I have no business training. I have had to learn how to write a business plan and do finances and all the really fine details. It has been a steep learning curve but I have really great business mentors at Mason, so that has been comforting. It is still a challenge because it is out of my realm.
What are the most important skills which have enabled you to be successful?
I think communication skills because when I was a postdoc, I loved presenting and writing. I enjoyed synthesizing information and presenting it to people. Knowing and connecting with your audience has gotten me far. When we applied for George Mason, I had to come for an interview; on paper I didn’t look like a good candidate. I am a scientist with no business background and I didn’t make computer games. But, I feel like I convinced them that I was passionate about this and dedicated to STEM education. I think that is what got me into the program. My ability to impress upon people that this is a really important issue and we need to connect the cutting edge science world with the education system and I am uniquely suited to do it.
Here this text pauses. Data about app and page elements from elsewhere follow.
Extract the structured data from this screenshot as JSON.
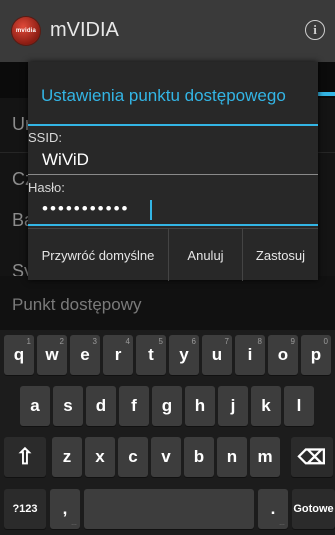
{
  "app": {
    "title": "mVIDIA",
    "logo_text": "mvidia"
  },
  "background_rows": [
    {
      "label": "Ur"
    },
    {
      "label": "Cz"
    },
    {
      "label": "Ba"
    },
    {
      "label": "Sy"
    }
  ],
  "hotspot_row": {
    "label": "Punkt dostępowy"
  },
  "dialog": {
    "title": "Ustawienia punktu dostępowego",
    "ssid_label": "SSID:",
    "ssid_value": "WiViD",
    "password_label": "Hasło:",
    "password_masked": "•••••••••••",
    "buttons": {
      "restore": "Przywróć domyślne",
      "cancel": "Anuluj",
      "apply": "Zastosuj"
    }
  },
  "keyboard": {
    "row1": [
      {
        "k": "q",
        "h": "1"
      },
      {
        "k": "w",
        "h": "2"
      },
      {
        "k": "e",
        "h": "3"
      },
      {
        "k": "r",
        "h": "4"
      },
      {
        "k": "t",
        "h": "5"
      },
      {
        "k": "y",
        "h": "6"
      },
      {
        "k": "u",
        "h": "7"
      },
      {
        "k": "i",
        "h": "8"
      },
      {
        "k": "o",
        "h": "9"
      },
      {
        "k": "p",
        "h": "0"
      }
    ],
    "row2": [
      "a",
      "s",
      "d",
      "f",
      "g",
      "h",
      "j",
      "k",
      "l"
    ],
    "row3": [
      "z",
      "x",
      "c",
      "v",
      "b",
      "n",
      "m"
    ],
    "shift_glyph": "⇧",
    "backspace_glyph": "⌫",
    "symbols_label": "?123",
    "comma_label": ",",
    "period_label": ".",
    "done_label": "Gotowe"
  },
  "colors": {
    "accent": "#33b5e5"
  }
}
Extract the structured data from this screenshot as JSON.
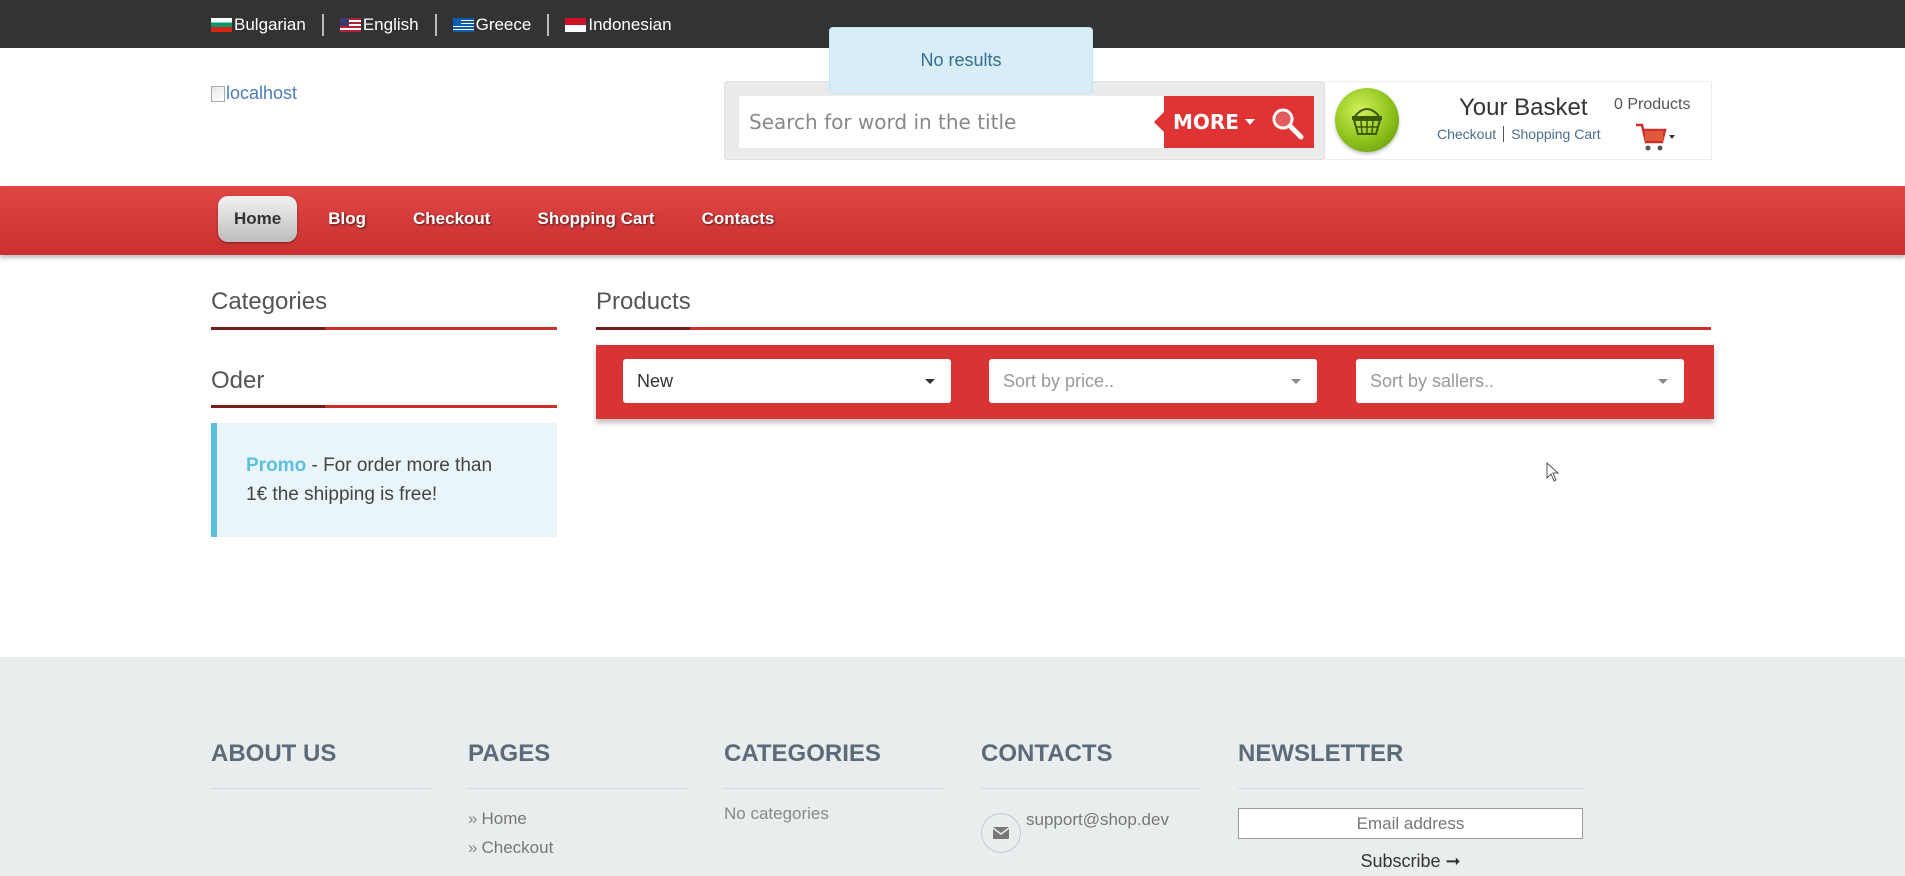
{
  "languages": [
    {
      "label": "Bulgarian",
      "flag": "bulgaria-flag-icon"
    },
    {
      "label": "English",
      "flag": "usa-flag-icon"
    },
    {
      "label": "Greece",
      "flag": "greece-flag-icon"
    },
    {
      "label": "Indonesian",
      "flag": "indonesia-flag-icon"
    }
  ],
  "toast": {
    "message": "No results"
  },
  "logo": {
    "alt_text": "localhost"
  },
  "search": {
    "placeholder": "Search for word in the title",
    "button_label": "MORE",
    "icon": "search-icon"
  },
  "basket": {
    "title": "Your Basket",
    "checkout_link": "Checkout",
    "cart_link": "Shopping Cart",
    "count": "0 Products",
    "icon": "shopping-cart-icon"
  },
  "nav": {
    "items": [
      "Home",
      "Blog",
      "Checkout",
      "Shopping Cart",
      "Contacts"
    ],
    "active": "Home"
  },
  "sidebar": {
    "categories_heading": "Categories",
    "order_heading": "Oder",
    "promo_label": "Promo",
    "promo_text_line1": " - For order more than",
    "promo_text_line2": "1€ the shipping is free!"
  },
  "products": {
    "heading": "Products",
    "filters": [
      {
        "value": "New",
        "placeholder": false
      },
      {
        "value": "Sort by price..",
        "placeholder": true
      },
      {
        "value": "Sort by sallers..",
        "placeholder": true
      }
    ]
  },
  "footer": {
    "about_heading": "ABOUT US",
    "pages_heading": "PAGES",
    "pages_links": [
      "Home",
      "Checkout"
    ],
    "categories_heading": "CATEGORIES",
    "categories_empty": "No categories",
    "contacts_heading": "CONTACTS",
    "contact_email": "support@shop.dev",
    "newsletter_heading": "NEWSLETTER",
    "newsletter_placeholder": "Email address",
    "subscribe_label": "Subscribe ➞"
  },
  "colors": {
    "brand_red": "#e03434",
    "info_blue": "#5bc0de",
    "top_bar": "#333333",
    "footer_bg": "#eaedee"
  }
}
What advice can you give to a postdoc who would like to pursue a similar path?
A lot of postdocs have the ability to have their own small business. If they are interested at all and are creative and have that initiative, the best thing I did was to volunteer in FELCOM. When I was at the NIH, I was in FELCOM and I co-chaired the Career Development and Social Committee. That taught me so much about how organizations work and how people interact with each other, as well as how formal meetings go. I learned so much from getting outside the lab and getting involved in committee work. That type of experience gave me a lot of practical skills.
What are you the most proud of?
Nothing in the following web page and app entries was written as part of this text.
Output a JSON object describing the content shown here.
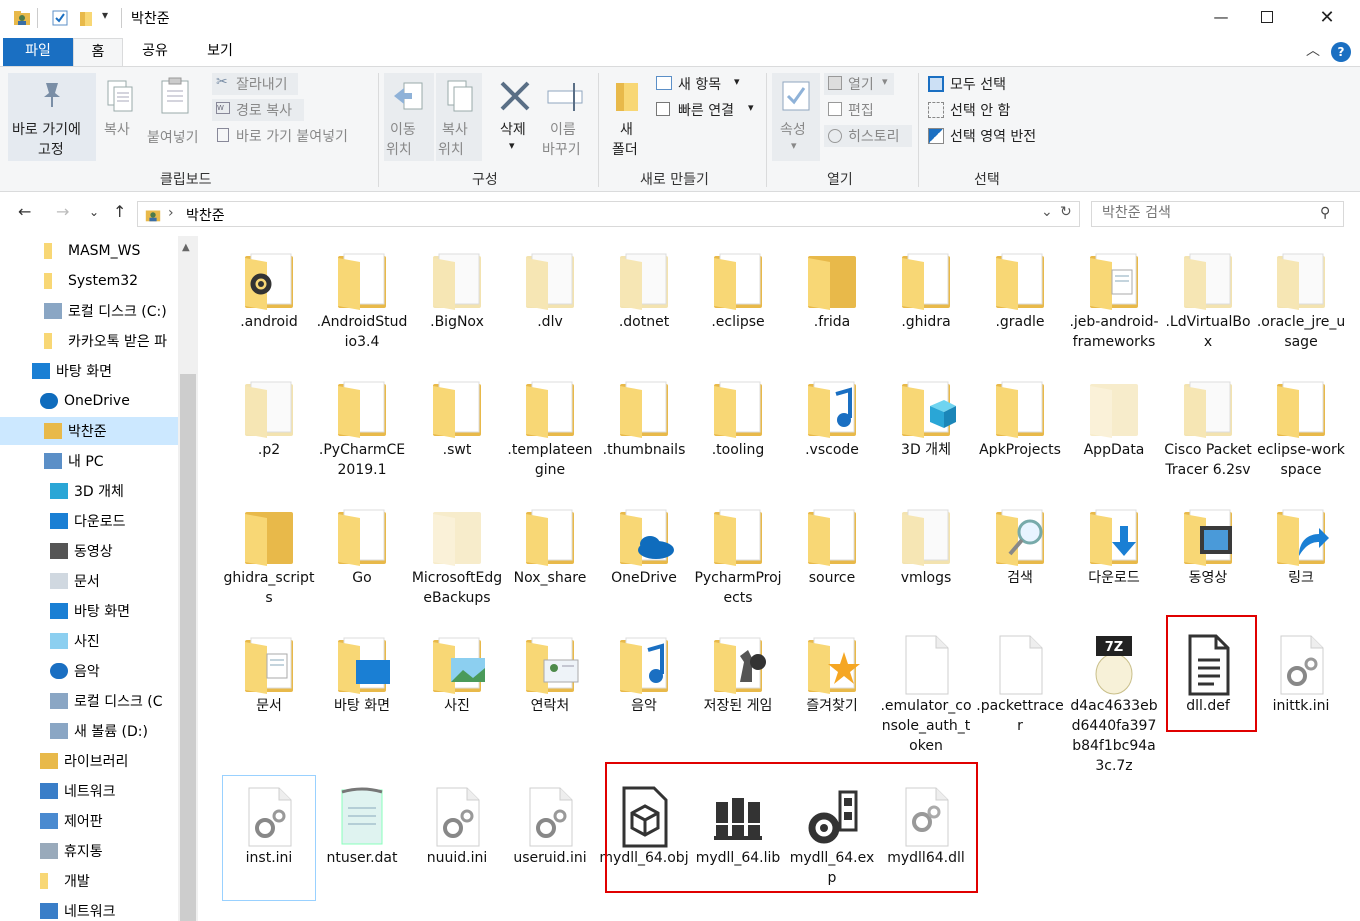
{
  "window": {
    "title": "박찬준",
    "controls": [
      "minimize",
      "maximize",
      "close"
    ]
  },
  "ribbon_tabs": [
    "파일",
    "홈",
    "공유",
    "보기"
  ],
  "ribbon": {
    "clipboard": {
      "pin_label_1": "바로 가기에",
      "pin_label_2": "고정",
      "copy": "복사",
      "paste": "붙여넣기",
      "cut": "잘라내기",
      "copy_path": "경로 복사",
      "paste_shortcut": "바로 가기 붙여넣기",
      "group": "클립보드"
    },
    "organize": {
      "move_1": "이동",
      "move_2": "위치",
      "copy_1": "복사",
      "copy_2": "위치",
      "delete": "삭제",
      "rename_1": "이름",
      "rename_2": "바꾸기",
      "group": "구성"
    },
    "new": {
      "new_folder_1": "새",
      "new_folder_2": "폴더",
      "new_item": "새 항목",
      "easy_access": "빠른 연결",
      "group": "새로 만들기"
    },
    "open": {
      "properties": "속성",
      "open": "열기",
      "edit": "편집",
      "history": "히스토리",
      "group": "열기"
    },
    "select": {
      "select_all": "모두 선택",
      "select_none": "선택 안 함",
      "invert": "선택 영역 반전",
      "group": "선택"
    }
  },
  "address": {
    "path": "박찬준",
    "search_placeholder": "박찬준 검색"
  },
  "sidebar": [
    {
      "label": "MASM_WS",
      "icon": "folder-icon"
    },
    {
      "label": "System32",
      "icon": "folder-icon"
    },
    {
      "label": "로컬 디스크 (C:)",
      "icon": "drive-icon"
    },
    {
      "label": "카카오톡 받은 파",
      "icon": "folder-icon"
    },
    {
      "label": "바탕 화면",
      "icon": "desktop-icon"
    },
    {
      "label": "OneDrive",
      "icon": "cloud-icon"
    },
    {
      "label": "박찬준",
      "icon": "user-folder-icon",
      "selected": true
    },
    {
      "label": "내 PC",
      "icon": "pc-icon"
    },
    {
      "label": "3D 개체",
      "icon": "cube-icon"
    },
    {
      "label": "다운로드",
      "icon": "download-icon"
    },
    {
      "label": "동영상",
      "icon": "video-icon"
    },
    {
      "label": "문서",
      "icon": "document-icon"
    },
    {
      "label": "바탕 화면",
      "icon": "desktop-icon"
    },
    {
      "label": "사진",
      "icon": "picture-icon"
    },
    {
      "label": "음악",
      "icon": "music-icon"
    },
    {
      "label": "로컬 디스크 (C",
      "icon": "drive-icon"
    },
    {
      "label": "새 볼륨 (D:)",
      "icon": "drive-icon"
    },
    {
      "label": "라이브러리",
      "icon": "library-icon"
    },
    {
      "label": "네트워크",
      "icon": "network-icon"
    },
    {
      "label": "제어판",
      "icon": "control-panel-icon"
    },
    {
      "label": "휴지통",
      "icon": "recycle-bin-icon"
    },
    {
      "label": "개발",
      "icon": "folder-icon"
    },
    {
      "label": "네트워크",
      "icon": "network-icon"
    }
  ],
  "files": [
    {
      "name": ".android",
      "type": "folder-gear"
    },
    {
      "name": ".AndroidStudio3.4",
      "type": "folder"
    },
    {
      "name": ".BigNox",
      "type": "folder-empty"
    },
    {
      "name": ".dlv",
      "type": "folder-empty"
    },
    {
      "name": ".dotnet",
      "type": "folder-empty"
    },
    {
      "name": ".eclipse",
      "type": "folder"
    },
    {
      "name": ".frida",
      "type": "folder-plain"
    },
    {
      "name": ".ghidra",
      "type": "folder"
    },
    {
      "name": ".gradle",
      "type": "folder"
    },
    {
      "name": ".jeb-android-frameworks",
      "type": "folder-doc"
    },
    {
      "name": ".LdVirtualBox",
      "type": "folder-empty"
    },
    {
      "name": ".oracle_jre_usage",
      "type": "folder-empty"
    },
    {
      "name": ".p2",
      "type": "folder-empty"
    },
    {
      "name": ".PyCharmCE2019.1",
      "type": "folder"
    },
    {
      "name": ".swt",
      "type": "folder"
    },
    {
      "name": ".templateengine",
      "type": "folder"
    },
    {
      "name": ".thumbnails",
      "type": "folder"
    },
    {
      "name": ".tooling",
      "type": "folder"
    },
    {
      "name": ".vscode",
      "type": "folder-music"
    },
    {
      "name": "3D 개체",
      "type": "folder-3d"
    },
    {
      "name": "ApkProjects",
      "type": "folder"
    },
    {
      "name": "AppData",
      "type": "folder-faded"
    },
    {
      "name": "Cisco Packet Tracer 6.2sv",
      "type": "folder-empty"
    },
    {
      "name": "eclipse-workspace",
      "type": "folder"
    },
    {
      "name": "ghidra_scripts",
      "type": "folder-plain"
    },
    {
      "name": "Go",
      "type": "folder"
    },
    {
      "name": "MicrosoftEdgeBackups",
      "type": "folder-faded"
    },
    {
      "name": "Nox_share",
      "type": "folder"
    },
    {
      "name": "OneDrive",
      "type": "folder-cloud"
    },
    {
      "name": "PycharmProjects",
      "type": "folder"
    },
    {
      "name": "source",
      "type": "folder"
    },
    {
      "name": "vmlogs",
      "type": "folder-empty"
    },
    {
      "name": "검색",
      "type": "folder-search"
    },
    {
      "name": "다운로드",
      "type": "folder-download"
    },
    {
      "name": "동영상",
      "type": "folder-video"
    },
    {
      "name": "링크",
      "type": "folder-link"
    },
    {
      "name": "문서",
      "type": "folder-doc"
    },
    {
      "name": "바탕 화면",
      "type": "folder-desktop"
    },
    {
      "name": "사진",
      "type": "folder-picture"
    },
    {
      "name": "연락처",
      "type": "folder-contact"
    },
    {
      "name": "음악",
      "type": "folder-music"
    },
    {
      "name": "저장된 게임",
      "type": "folder-game"
    },
    {
      "name": "즐겨찾기",
      "type": "folder-star"
    },
    {
      "name": ".emulator_console_auth_token",
      "type": "file-blank"
    },
    {
      "name": ".packettracer",
      "type": "file-blank"
    },
    {
      "name": "d4ac4633ebd6440fa397b84f1bc94a3c.7z",
      "type": "file-7z"
    },
    {
      "name": "dll.def",
      "type": "file-text"
    },
    {
      "name": "inittk.ini",
      "type": "file-ini"
    },
    {
      "name": "inst.ini",
      "type": "file-ini"
    },
    {
      "name": "ntuser.dat",
      "type": "file-notepad"
    },
    {
      "name": "nuuid.ini",
      "type": "file-ini"
    },
    {
      "name": "useruid.ini",
      "type": "file-ini"
    },
    {
      "name": "mydll_64.obj",
      "type": "file-obj"
    },
    {
      "name": "mydll_64.lib",
      "type": "file-lib"
    },
    {
      "name": "mydll_64.exp",
      "type": "file-exp"
    },
    {
      "name": "mydll64.dll",
      "type": "file-dll"
    }
  ],
  "colors": {
    "accent": "#1a6fc2",
    "folder": "#f8d775",
    "folder_dark": "#e8b94a",
    "selection": "#cce8ff",
    "highlight": "#e00000"
  }
}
We have gotten two awards recently. We were selected in December by the Washington Post as a semi-finalist in their pitch contest. It was kind of like Shark Tank in a way. They picked ten young start-up companies out of 200 nationwide and we were one of them. We had to go downtown to the Washington Post office and give a one minute pitch to try and win $250,000 in advertising.
Out of all the talks that I have ever given, that was the most stressful ever. I was in front of a crowd of 300 people and there were cameras on me. It was stressful, but giving talks at the NIH – so many posters and so many powerpoints – was really good preparation. I kept telling myself it is just like a science talk and it is just one minute.
Even though we didn’t win, it was really exciting and we got a huge amount of exposure.
Last month, we were chosen as a finalist for the Duke University Startup Challenge. I went to Duke as an undergrad and they have this competition every year since 1999. There is one for undergrads and one for alumni, so we are in the alumni competition. So, we were chosen to be in the finals and we launched a campaign on Indiegogo, a crowdsourcing campaign. We are competing to raise money against other Duke alumni and faculty.
Any last bits of advice?
I wish more postdocs would make the connection between lab and business. I feel that if more postdocs realized this, then they could certainly launch their own biotech startup or whatever it might be. Now that I think about it, George Mason has biotech incubator for businesses that do bench lab work and are trying to get off the ground.
But, I love to work and I am used to that research life where you just work, work, work. I take all of the skills from the lab and I use it here. I have learned how to be self-disciplined through doing my PhD and then doing my postdoc project and I don’t need somebody standing over me telling me to work. I credit a lot of these lab skills with teaching me how to be independent.
My biggest advice is just to not be in the lab all day, especially at NIH where there are so many amazing opportunities that you can’t get anywhere else. Whether it is through volunteering or seminars, get out of the lab.